• [Supplied data]
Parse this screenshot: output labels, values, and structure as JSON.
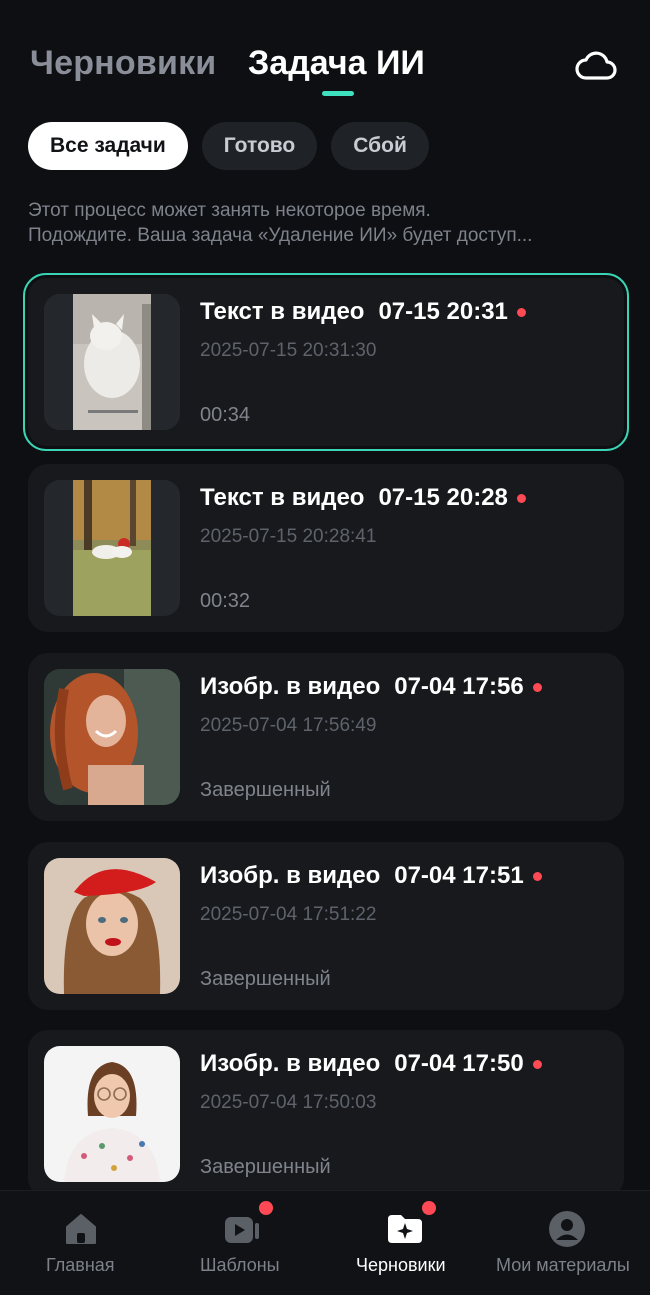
{
  "header": {
    "tab_drafts": "Черновики",
    "tab_ai_task": "Задача ИИ",
    "accent_color": "#3fe0c0"
  },
  "filters": {
    "all": "Все задачи",
    "done": "Готово",
    "failed": "Сбой"
  },
  "notice": {
    "line1": "Этот процесс может занять некоторое время.",
    "line2": "Подождите. Ваша задача «Удаление ИИ» будет доступ..."
  },
  "tasks": [
    {
      "type": "Текст в видео",
      "short_time": "07-15 20:31",
      "datetime": "2025-07-15 20:31:30",
      "meta": "00:34",
      "thumb": "cat-video",
      "unread": true
    },
    {
      "type": "Текст в видео",
      "short_time": "07-15 20:28",
      "datetime": "2025-07-15 20:28:41",
      "meta": "00:32",
      "thumb": "park-video",
      "unread": true
    },
    {
      "type": "Изобр. в видео",
      "short_time": "07-04 17:56",
      "datetime": "2025-07-04 17:56:49",
      "meta": "Завершенный",
      "thumb": "redhead-woman-photo",
      "unread": true
    },
    {
      "type": "Изобр. в видео",
      "short_time": "07-04 17:51",
      "datetime": "2025-07-04 17:51:22",
      "meta": "Завершенный",
      "thumb": "beret-woman-photo",
      "unread": true
    },
    {
      "type": "Изобр. в видео",
      "short_time": "07-04 17:50",
      "datetime": "2025-07-04 17:50:03",
      "meta": "Завершенный",
      "thumb": "glasses-woman-photo",
      "unread": true
    }
  ],
  "nav": {
    "home": "Главная",
    "templates": "Шаблоны",
    "drafts": "Черновики",
    "materials": "Мои материалы"
  },
  "colors": {
    "background": "#0d0f12",
    "card": "#17191d",
    "badge": "#ff4a55"
  }
}
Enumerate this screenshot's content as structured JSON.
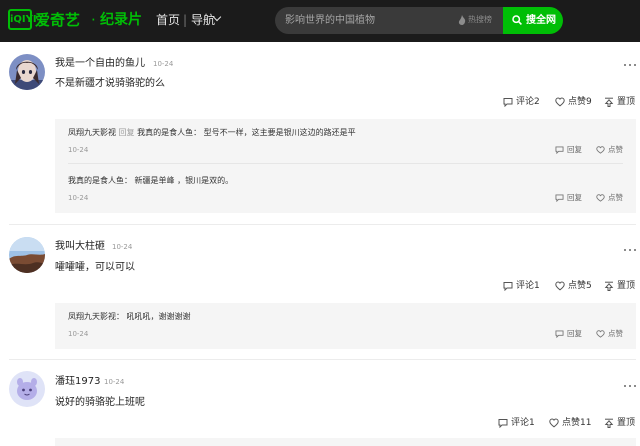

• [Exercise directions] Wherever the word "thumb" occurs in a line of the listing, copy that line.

• [Expected output]
      "thumb": "cat-video",
      "thumb": "park-video",
      "thumb": "redhead-woman-photo",
      "thumb": "beret-woman-photo",
      "thumb": "glasses-woman-photo",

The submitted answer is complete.